[Excerpts from an interface dataset]
'''

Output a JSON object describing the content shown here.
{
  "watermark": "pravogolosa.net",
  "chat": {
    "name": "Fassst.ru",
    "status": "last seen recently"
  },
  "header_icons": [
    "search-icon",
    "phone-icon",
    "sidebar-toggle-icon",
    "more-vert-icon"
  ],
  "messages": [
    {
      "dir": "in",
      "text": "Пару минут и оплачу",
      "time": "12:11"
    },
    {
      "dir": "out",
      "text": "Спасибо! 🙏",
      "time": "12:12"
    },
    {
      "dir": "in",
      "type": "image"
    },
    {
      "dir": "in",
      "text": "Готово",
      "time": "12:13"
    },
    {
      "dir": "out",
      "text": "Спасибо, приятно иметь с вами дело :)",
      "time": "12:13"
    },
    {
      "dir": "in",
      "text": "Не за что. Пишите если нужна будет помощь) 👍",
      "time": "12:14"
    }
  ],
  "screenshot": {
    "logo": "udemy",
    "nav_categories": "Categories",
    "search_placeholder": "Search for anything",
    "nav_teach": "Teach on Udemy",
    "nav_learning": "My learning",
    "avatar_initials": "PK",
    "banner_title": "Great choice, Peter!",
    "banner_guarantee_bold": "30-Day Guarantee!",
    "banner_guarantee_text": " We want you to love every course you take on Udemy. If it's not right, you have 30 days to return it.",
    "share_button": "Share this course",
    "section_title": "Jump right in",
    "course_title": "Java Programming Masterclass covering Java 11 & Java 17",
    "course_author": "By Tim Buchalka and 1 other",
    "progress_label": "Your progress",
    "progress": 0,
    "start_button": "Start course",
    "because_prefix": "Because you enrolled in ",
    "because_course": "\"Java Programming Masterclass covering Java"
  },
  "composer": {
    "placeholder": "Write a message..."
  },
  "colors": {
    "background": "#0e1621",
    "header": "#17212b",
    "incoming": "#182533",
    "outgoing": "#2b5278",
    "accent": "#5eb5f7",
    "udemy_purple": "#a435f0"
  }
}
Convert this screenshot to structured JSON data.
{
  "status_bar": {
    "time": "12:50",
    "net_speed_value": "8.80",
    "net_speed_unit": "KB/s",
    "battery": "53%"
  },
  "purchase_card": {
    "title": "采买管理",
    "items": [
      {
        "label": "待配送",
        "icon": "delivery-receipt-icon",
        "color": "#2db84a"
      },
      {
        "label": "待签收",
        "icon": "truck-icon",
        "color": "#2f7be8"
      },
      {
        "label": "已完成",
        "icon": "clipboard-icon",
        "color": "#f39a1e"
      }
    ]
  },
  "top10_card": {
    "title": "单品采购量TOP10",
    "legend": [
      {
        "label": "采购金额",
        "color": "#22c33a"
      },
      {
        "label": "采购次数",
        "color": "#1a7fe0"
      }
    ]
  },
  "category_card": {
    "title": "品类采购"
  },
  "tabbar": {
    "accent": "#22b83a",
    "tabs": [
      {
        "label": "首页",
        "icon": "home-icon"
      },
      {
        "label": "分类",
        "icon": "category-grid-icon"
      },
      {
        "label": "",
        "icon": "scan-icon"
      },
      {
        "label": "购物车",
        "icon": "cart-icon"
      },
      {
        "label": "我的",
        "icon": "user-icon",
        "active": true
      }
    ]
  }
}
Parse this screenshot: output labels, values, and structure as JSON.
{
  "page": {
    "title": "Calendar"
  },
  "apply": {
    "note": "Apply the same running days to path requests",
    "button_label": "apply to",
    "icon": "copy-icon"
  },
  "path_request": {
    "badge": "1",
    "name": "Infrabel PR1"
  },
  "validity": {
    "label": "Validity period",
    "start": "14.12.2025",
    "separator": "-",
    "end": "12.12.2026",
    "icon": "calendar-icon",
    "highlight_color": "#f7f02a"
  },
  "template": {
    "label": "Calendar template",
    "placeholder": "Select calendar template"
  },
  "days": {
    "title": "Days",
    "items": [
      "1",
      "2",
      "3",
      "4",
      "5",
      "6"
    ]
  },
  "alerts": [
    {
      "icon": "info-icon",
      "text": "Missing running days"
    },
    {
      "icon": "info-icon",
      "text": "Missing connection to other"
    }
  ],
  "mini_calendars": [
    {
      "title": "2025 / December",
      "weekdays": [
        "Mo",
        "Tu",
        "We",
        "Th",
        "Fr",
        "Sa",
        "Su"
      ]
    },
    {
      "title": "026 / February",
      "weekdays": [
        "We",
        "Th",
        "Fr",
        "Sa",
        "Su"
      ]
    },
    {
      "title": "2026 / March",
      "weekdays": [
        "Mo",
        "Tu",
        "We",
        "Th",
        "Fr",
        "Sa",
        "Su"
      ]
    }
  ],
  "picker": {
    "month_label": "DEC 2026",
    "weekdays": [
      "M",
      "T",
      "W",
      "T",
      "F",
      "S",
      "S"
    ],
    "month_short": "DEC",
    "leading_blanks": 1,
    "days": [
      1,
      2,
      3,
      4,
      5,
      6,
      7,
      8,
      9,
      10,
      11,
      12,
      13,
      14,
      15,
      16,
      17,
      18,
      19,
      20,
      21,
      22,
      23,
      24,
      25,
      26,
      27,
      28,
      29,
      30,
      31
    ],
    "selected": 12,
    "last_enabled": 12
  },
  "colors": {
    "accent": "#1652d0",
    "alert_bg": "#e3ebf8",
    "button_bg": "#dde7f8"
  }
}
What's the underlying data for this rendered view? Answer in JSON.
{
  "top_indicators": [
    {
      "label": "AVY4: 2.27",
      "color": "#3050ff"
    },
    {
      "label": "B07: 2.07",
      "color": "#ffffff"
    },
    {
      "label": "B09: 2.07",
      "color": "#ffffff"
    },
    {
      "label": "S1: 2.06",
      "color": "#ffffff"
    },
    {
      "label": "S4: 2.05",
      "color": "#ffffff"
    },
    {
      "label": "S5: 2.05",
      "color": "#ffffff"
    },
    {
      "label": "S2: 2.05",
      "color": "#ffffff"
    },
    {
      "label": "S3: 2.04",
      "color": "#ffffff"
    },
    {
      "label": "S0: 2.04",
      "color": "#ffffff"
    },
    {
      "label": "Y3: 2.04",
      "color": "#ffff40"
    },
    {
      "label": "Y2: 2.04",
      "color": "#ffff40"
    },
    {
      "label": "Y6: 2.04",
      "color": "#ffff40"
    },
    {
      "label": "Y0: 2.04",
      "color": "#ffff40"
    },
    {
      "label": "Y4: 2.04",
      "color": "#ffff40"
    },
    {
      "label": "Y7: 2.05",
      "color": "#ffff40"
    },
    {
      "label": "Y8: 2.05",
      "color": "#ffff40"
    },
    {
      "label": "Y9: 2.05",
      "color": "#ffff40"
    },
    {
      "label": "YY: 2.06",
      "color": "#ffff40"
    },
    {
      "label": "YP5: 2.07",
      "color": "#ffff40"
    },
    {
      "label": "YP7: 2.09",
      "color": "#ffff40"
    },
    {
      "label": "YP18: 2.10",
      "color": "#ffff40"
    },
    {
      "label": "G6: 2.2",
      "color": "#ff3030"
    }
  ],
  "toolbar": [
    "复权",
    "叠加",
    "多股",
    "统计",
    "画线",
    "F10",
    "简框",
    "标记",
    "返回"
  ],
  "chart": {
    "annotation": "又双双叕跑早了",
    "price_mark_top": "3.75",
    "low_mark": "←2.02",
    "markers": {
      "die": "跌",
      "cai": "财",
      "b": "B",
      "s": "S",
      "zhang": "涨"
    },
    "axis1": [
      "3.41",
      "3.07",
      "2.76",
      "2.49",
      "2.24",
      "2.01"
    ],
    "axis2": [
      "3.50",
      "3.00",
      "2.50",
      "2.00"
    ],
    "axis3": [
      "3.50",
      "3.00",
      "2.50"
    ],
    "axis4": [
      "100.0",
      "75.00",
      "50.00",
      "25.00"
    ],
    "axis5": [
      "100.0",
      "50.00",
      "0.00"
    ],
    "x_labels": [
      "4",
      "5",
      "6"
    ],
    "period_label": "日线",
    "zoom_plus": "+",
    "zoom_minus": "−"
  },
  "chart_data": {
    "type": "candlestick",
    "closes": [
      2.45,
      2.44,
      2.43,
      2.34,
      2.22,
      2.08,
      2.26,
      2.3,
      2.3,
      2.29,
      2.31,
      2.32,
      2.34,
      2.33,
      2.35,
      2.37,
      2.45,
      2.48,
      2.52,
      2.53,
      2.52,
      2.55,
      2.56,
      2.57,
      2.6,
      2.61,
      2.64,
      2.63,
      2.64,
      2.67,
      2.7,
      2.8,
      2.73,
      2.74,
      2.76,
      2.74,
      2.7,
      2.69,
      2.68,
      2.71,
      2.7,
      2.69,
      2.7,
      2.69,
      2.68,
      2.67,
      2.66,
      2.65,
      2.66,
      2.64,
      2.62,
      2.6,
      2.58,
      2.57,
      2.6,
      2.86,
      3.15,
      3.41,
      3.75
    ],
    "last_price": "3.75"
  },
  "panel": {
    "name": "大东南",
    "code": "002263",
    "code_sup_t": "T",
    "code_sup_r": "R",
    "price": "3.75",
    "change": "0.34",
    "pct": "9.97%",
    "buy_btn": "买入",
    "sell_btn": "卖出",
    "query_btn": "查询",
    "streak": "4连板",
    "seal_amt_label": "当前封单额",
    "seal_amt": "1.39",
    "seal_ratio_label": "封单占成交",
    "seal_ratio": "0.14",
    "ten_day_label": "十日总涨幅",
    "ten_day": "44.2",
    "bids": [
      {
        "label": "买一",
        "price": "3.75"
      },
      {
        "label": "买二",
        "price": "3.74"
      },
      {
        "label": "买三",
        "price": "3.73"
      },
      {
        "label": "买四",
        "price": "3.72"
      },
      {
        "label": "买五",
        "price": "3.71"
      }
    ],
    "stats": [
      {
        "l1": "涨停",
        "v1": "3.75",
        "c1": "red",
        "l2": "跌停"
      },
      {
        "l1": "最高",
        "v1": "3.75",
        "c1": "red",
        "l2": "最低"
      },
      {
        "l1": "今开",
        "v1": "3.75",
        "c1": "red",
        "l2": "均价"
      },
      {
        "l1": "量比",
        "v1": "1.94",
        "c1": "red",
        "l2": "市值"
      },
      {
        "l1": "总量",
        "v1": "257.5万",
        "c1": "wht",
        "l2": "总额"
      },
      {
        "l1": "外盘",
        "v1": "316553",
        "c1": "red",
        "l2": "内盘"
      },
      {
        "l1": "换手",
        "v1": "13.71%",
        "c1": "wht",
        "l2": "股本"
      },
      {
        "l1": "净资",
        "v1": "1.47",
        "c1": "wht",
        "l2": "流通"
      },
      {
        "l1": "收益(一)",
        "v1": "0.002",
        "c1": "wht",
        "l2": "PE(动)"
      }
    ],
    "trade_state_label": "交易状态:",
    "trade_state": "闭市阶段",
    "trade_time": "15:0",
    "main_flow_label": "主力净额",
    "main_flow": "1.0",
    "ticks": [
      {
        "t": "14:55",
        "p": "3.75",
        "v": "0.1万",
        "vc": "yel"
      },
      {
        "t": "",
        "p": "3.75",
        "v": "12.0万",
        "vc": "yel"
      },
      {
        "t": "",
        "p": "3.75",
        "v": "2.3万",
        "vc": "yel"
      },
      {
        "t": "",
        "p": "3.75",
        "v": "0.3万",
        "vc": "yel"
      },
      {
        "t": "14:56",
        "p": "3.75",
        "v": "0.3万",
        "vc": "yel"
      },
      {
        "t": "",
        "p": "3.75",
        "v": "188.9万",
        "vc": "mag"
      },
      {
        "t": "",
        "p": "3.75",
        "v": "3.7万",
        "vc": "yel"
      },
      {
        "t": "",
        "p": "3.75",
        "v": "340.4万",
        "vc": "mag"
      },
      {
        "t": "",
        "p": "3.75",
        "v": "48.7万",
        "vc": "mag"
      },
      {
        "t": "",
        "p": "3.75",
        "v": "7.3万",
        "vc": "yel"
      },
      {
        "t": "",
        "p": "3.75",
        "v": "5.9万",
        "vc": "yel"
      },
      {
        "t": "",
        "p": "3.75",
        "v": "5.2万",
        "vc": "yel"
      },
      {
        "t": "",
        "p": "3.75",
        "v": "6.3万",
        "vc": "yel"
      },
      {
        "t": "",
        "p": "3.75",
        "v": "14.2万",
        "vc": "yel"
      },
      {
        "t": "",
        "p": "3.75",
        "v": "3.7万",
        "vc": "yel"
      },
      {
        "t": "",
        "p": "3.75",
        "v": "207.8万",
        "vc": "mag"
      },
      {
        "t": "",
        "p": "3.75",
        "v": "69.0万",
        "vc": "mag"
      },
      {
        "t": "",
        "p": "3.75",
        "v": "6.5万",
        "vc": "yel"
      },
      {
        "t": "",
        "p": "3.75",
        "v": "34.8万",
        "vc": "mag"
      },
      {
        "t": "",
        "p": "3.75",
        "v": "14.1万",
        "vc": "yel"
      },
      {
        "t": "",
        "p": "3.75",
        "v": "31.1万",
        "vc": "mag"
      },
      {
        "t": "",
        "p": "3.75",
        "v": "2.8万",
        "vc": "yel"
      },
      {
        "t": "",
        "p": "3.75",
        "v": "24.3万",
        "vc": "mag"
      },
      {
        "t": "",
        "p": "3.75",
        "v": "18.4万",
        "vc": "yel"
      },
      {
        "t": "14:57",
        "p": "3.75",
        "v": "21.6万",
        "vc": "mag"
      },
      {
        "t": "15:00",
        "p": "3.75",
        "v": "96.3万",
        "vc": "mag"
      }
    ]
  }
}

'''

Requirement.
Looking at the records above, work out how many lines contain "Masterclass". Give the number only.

Result of the task.
2